The concerns raised by the petition were raised directly with Sajjan, who did three deployments during the five-year combat mission. Dawson said she is satisfied with his answers.
Sajjan 'conveying' a decision
"It appears that Mr. Sajjan was simply conveying a government decision," Dawson wrote in a Feb. 27 letter obtained by CBC News. "Furthermore, I have no information to suggest that Mr. Sajjan actually had any knowledge related to Afghan detainees, nor any involvement in the matter."
The question of what the former Conservative government knew of the alleged torture carried out by local Afghan authorities was at the centre of a number of political crises between 2007 and 2010.
Aside from being an important point of international law, the minority government of former prime minister Stephen Harper was almost brought down over its refusal to hand over documents related to the issue.
A pair of human rights groups also fought protracted legal battles to halt the practise of Canadian troops handing suspected Taliban prisoners over to local authorities.
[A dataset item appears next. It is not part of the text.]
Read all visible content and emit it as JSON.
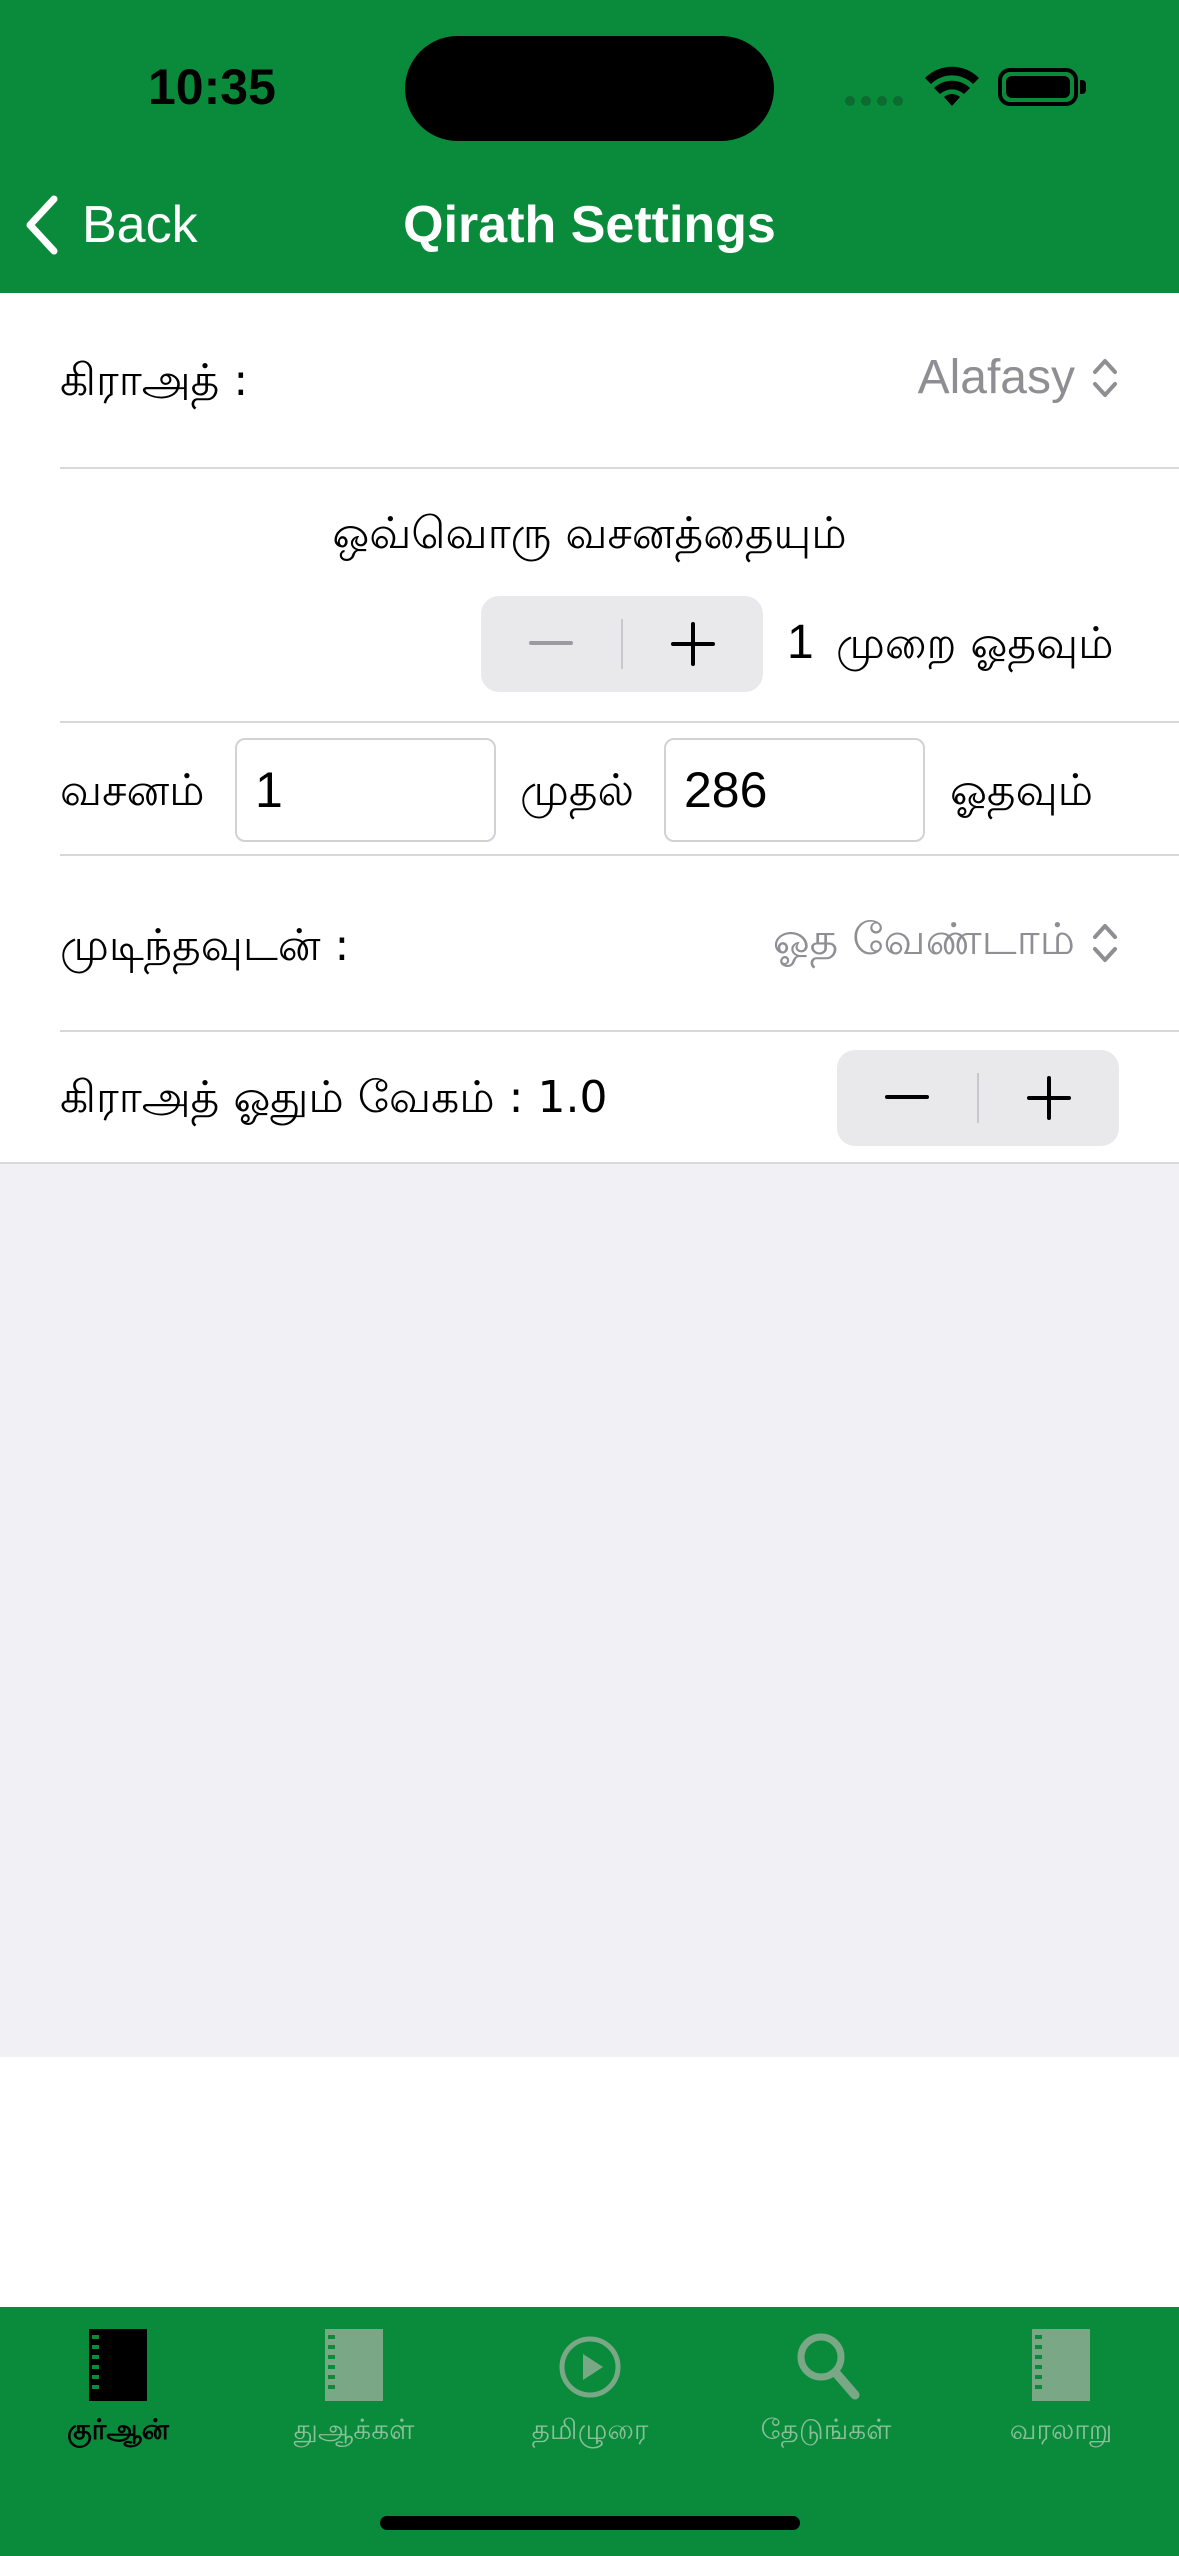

According to the commissioner's letter, the minister was not "involved in the transfer of detainees, nor did he have any knowledge relating to that matter."
Sajjan told Dawson that he deployed as a reservist and was "responsible for capacity with the local police forces."
Afghanistan's police were not without problems. They were, according to human rights groups, considered among the worst abusers of detainees, next to the National Directorate of Security — Afghanistan's brutal intelligence service.
There were multiple reports and media stories during the conflict about the abusive tactics of Afghan police, including allegations from a Canadian soldier that local cops engaged in child abuse.
Sajjan told Dawson he was unaware of any abuse and that he and other members of the Forces were under orders to report such a thing, if it occurred.
Further, he says the Military Police Complaints Commission investigated claims that Canadians knew — or ought to have known — about torture in Afghan jails. The same watchdog is currently investigating fresh allegations of rough treatment of prisoners.
"Mr. Sajjan told me that he did not have any information relevant to the inquiries," Dawson wrote.
In turning down Scott's petition for an inquiry last June, Sajjan said the Liberal government does not believe an independent judicial inquiry is necessary.